Places (Geotags) & People (Faces) can be handled separately in Picasa if you prefer. Decide whether you’ll use the distinct metadata features for this information or whether you want it all to be in the same tags/keywords field. Personally, I’d use the options that the software allows wherever possible. These are far more visually appealing and offer additional search capability than the standard text-only tags.
TALKING TIME LIMITS
Not gonna lie. This can take a while. If you get carried away tagging, this may suck you in. Don’t let it. Remember, this step is NOT the most important. If you’ve sorted your photos into the well-named folders and captioned your photos with searchable words, you are already miles ahead when it comes to finding the photos you want faster in the future. Do a few tags for what you think might be helpful and let it go. You can always come back to tagging at a later date if you feel the urge. If you do, just remember to sync or update your backups so those images have the tags you added.

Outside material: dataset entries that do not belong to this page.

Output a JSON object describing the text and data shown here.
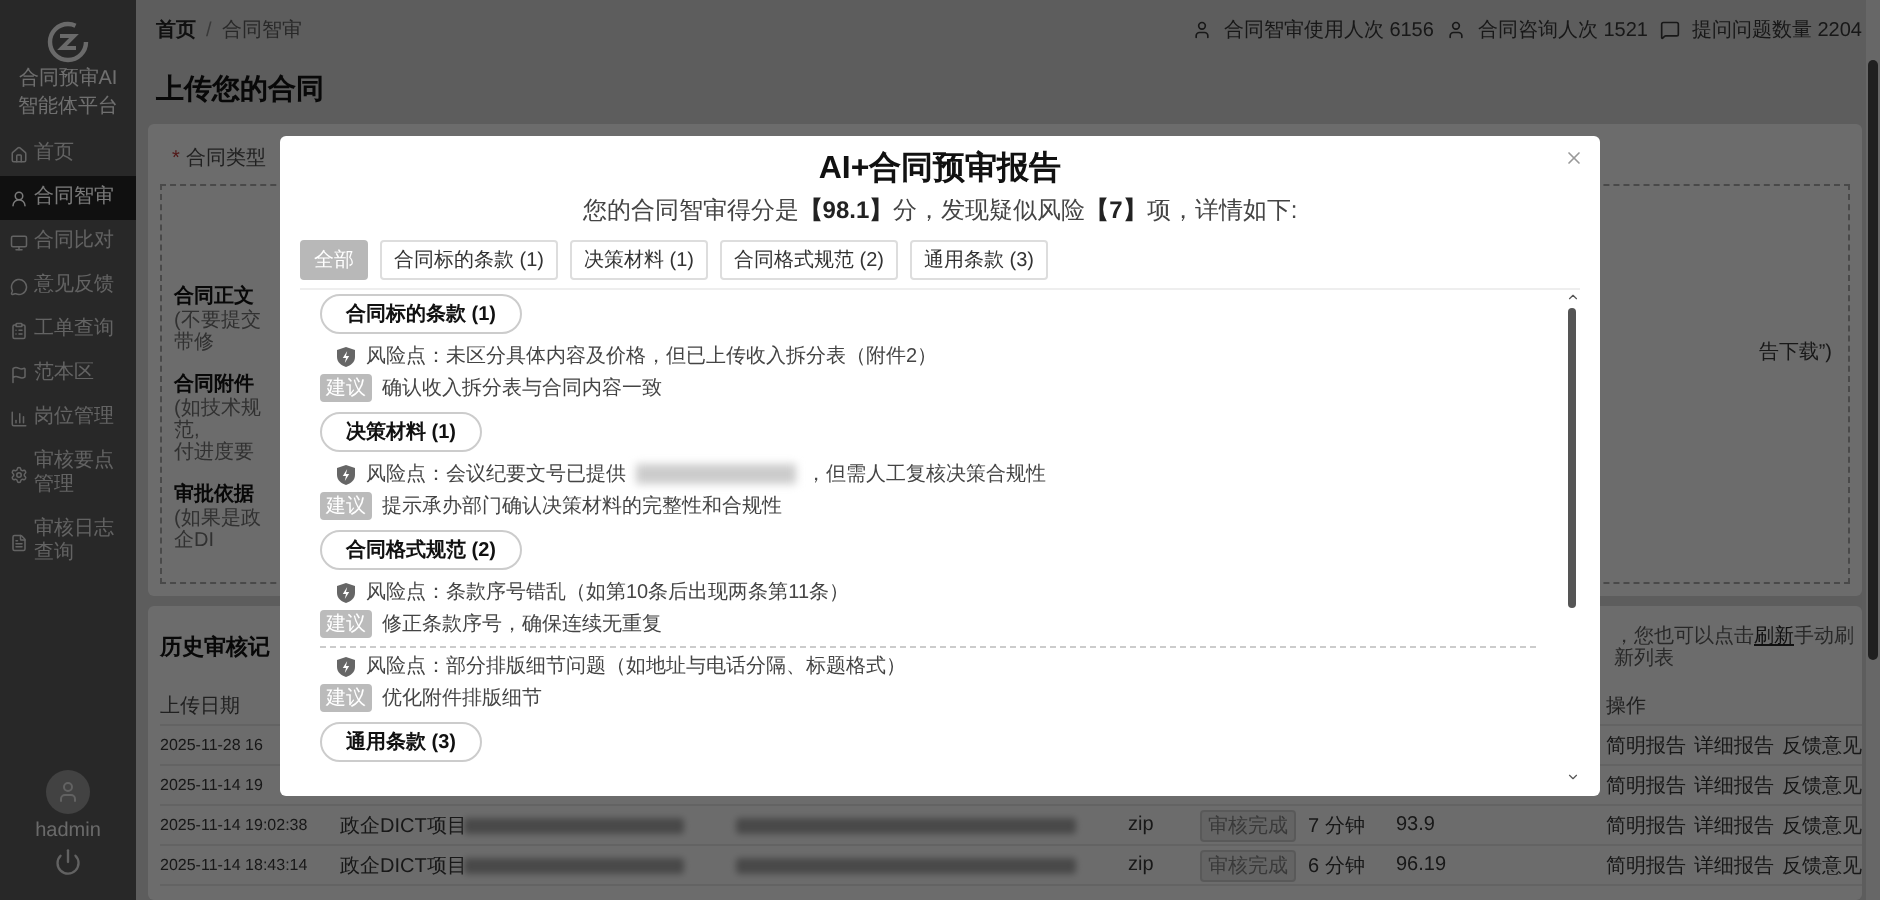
{
  "sidebar": {
    "brand": [
      "合同预审AI",
      "智能体平台"
    ],
    "items": [
      {
        "label": "首页",
        "selected": false
      },
      {
        "label": "合同智审",
        "selected": true
      },
      {
        "label": "合同比对",
        "selected": false
      },
      {
        "label": "意见反馈",
        "selected": false
      },
      {
        "label": "工单查询",
        "selected": false
      },
      {
        "label": "范本区",
        "selected": false
      },
      {
        "label": "岗位管理",
        "selected": false
      },
      {
        "label": "审核要点管理",
        "selected": false
      },
      {
        "label": "审核日志查询",
        "selected": false
      }
    ],
    "user": {
      "name": "hadmin"
    }
  },
  "header": {
    "breadcrumb": [
      "首页",
      "合同智审"
    ],
    "separator": "/",
    "stats": [
      {
        "label": "合同智审使用人次",
        "value": "6156"
      },
      {
        "label": "合同咨询人次",
        "value": "1521"
      },
      {
        "label": "提问问题数量",
        "value": "2204"
      }
    ]
  },
  "upload": {
    "title": "上传您的合同",
    "type_field": {
      "required_mark": "*",
      "label": "合同类型"
    },
    "blocks": [
      {
        "title": "合同正文",
        "hint": [
          "(不要提交带修"
        ]
      },
      {
        "title": "合同附件",
        "hint": [
          "(如技术规范,",
          "付进度要"
        ]
      },
      {
        "title": "审批依据",
        "hint": [
          "(如果是政企DI"
        ]
      }
    ],
    "note": "告下载”)"
  },
  "history": {
    "title": "历史审核记",
    "note": {
      "before": "，您也可以点击",
      "link": "刷新",
      "after": "手动刷新列表"
    },
    "columns": {
      "date": "上传日期",
      "actions": "操作"
    },
    "rows": [
      {
        "date": "2025-11-28 16",
        "actions": [
          "简明报告",
          "详细报告",
          "反馈意见"
        ]
      },
      {
        "date": "2025-11-14 19",
        "actions": [
          "简明报告",
          "详细报告",
          "反馈意见"
        ]
      },
      {
        "date": "2025-11-14 19:02:38",
        "type": "政企DICT项目",
        "redacted": true,
        "format": "zip",
        "status": "审核完成",
        "duration": "7 分钟",
        "score": "93.9",
        "actions": [
          "简明报告",
          "详细报告",
          "反馈意见"
        ]
      },
      {
        "date": "2025-11-14 18:43:14",
        "type": "政企DICT项目",
        "redacted": true,
        "format": "zip",
        "status": "审核完成",
        "duration": "6 分钟",
        "score": "96.19",
        "actions": [
          "简明报告",
          "详细报告",
          "反馈意见"
        ]
      }
    ]
  },
  "modal": {
    "title": "AI+合同预审报告",
    "summary": "您的合同智审得分是**【98.1】**分，发现疑似风险**【7】**项，详情如下:",
    "filters": [
      {
        "label": "全部",
        "selected": true
      },
      {
        "label": "合同标的条款 (1)",
        "selected": false
      },
      {
        "label": "决策材料 (1)",
        "selected": false
      },
      {
        "label": "合同格式规范 (2)",
        "selected": false
      },
      {
        "label": "通用条款 (3)",
        "selected": false
      }
    ],
    "groups": [
      {
        "title": "合同标的条款 (1)",
        "items": [
          {
            "risk": "风险点：未区分具体内容及价格，但已上传收入拆分表（附件2）",
            "advice_tag": "建议",
            "advice": "确认收入拆分表与合同内容一致"
          }
        ]
      },
      {
        "title": "决策材料 (1)",
        "items": [
          {
            "risk": "风险点：会议纪要文号已提供",
            "redacted": true,
            "risk_after": "，但需人工复核决策合规性",
            "advice_tag": "建议",
            "advice": "提示承办部门确认决策材料的完整性和合规性"
          }
        ]
      },
      {
        "title": "合同格式规范 (2)",
        "items": [
          {
            "risk": "风险点：条款序号错乱（如第10条后出现两条第11条）",
            "advice_tag": "建议",
            "advice": "修正条款序号，确保连续无重复"
          },
          {
            "risk": "风险点：部分排版细节问题（如地址与电话分隔、标题格式）",
            "advice_tag": "建议",
            "advice": "优化附件排版细节"
          }
        ]
      },
      {
        "title": "通用条款 (3)"
      }
    ]
  }
}
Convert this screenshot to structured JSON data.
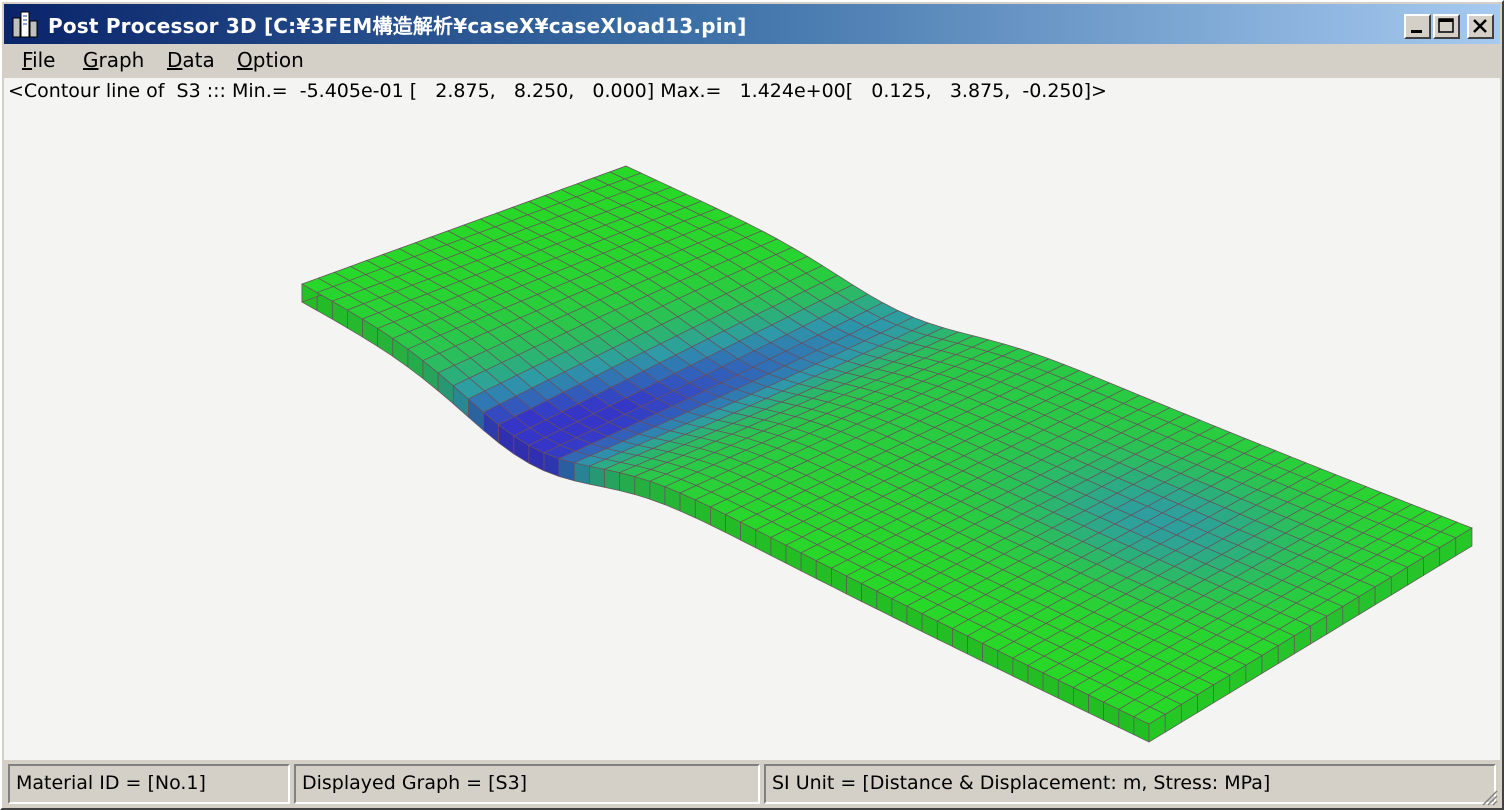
{
  "window": {
    "title": "Post Processor 3D [C:¥3FEM構造解析¥caseX¥caseXload13.pin]",
    "controls": {
      "minimize": "minimize",
      "maximize": "maximize",
      "close": "close"
    }
  },
  "menu": {
    "items": [
      {
        "mnemonic": "F",
        "rest": "ile"
      },
      {
        "mnemonic": "G",
        "rest": "raph"
      },
      {
        "mnemonic": "D",
        "rest": "ata"
      },
      {
        "mnemonic": "O",
        "rest": "ption"
      }
    ]
  },
  "plot": {
    "header": "<Contour line of  S3 ::: Min.=  -5.405e-01 [   2.875,   8.250,   0.000] Max.=   1.424e+00[   0.125,   3.875,  -0.250]>",
    "quantity": "S3",
    "min_value": "-5.405e-01",
    "min_location": "2.875, 8.250, 0.000",
    "max_value": "1.424e+00",
    "max_location": "0.125, 3.875, -0.250",
    "colors": {
      "background": "#f4f4f2",
      "high": "#28d828",
      "mid": "#2e9aa8",
      "low": "#3535c8",
      "mesh_lines": "#6a4f5c"
    }
  },
  "status": {
    "material": "Material ID = [No.1]",
    "graph": "Displayed Graph = [S3]",
    "units": "SI Unit = [Distance & Displacement: m, Stress: MPa]"
  }
}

© Brenda Kruse and PhotoOrganizingPro.com, 2015. Unauthorized use and/or duplication of this material without express and written permission from this blog’s author and/or owner is strictly prohibited. Excerpts and links may be used, provided that full and clear credit is given to Brenda Kruse and PhotoOrganizingPro.com with appropriate and specific direction to the original content.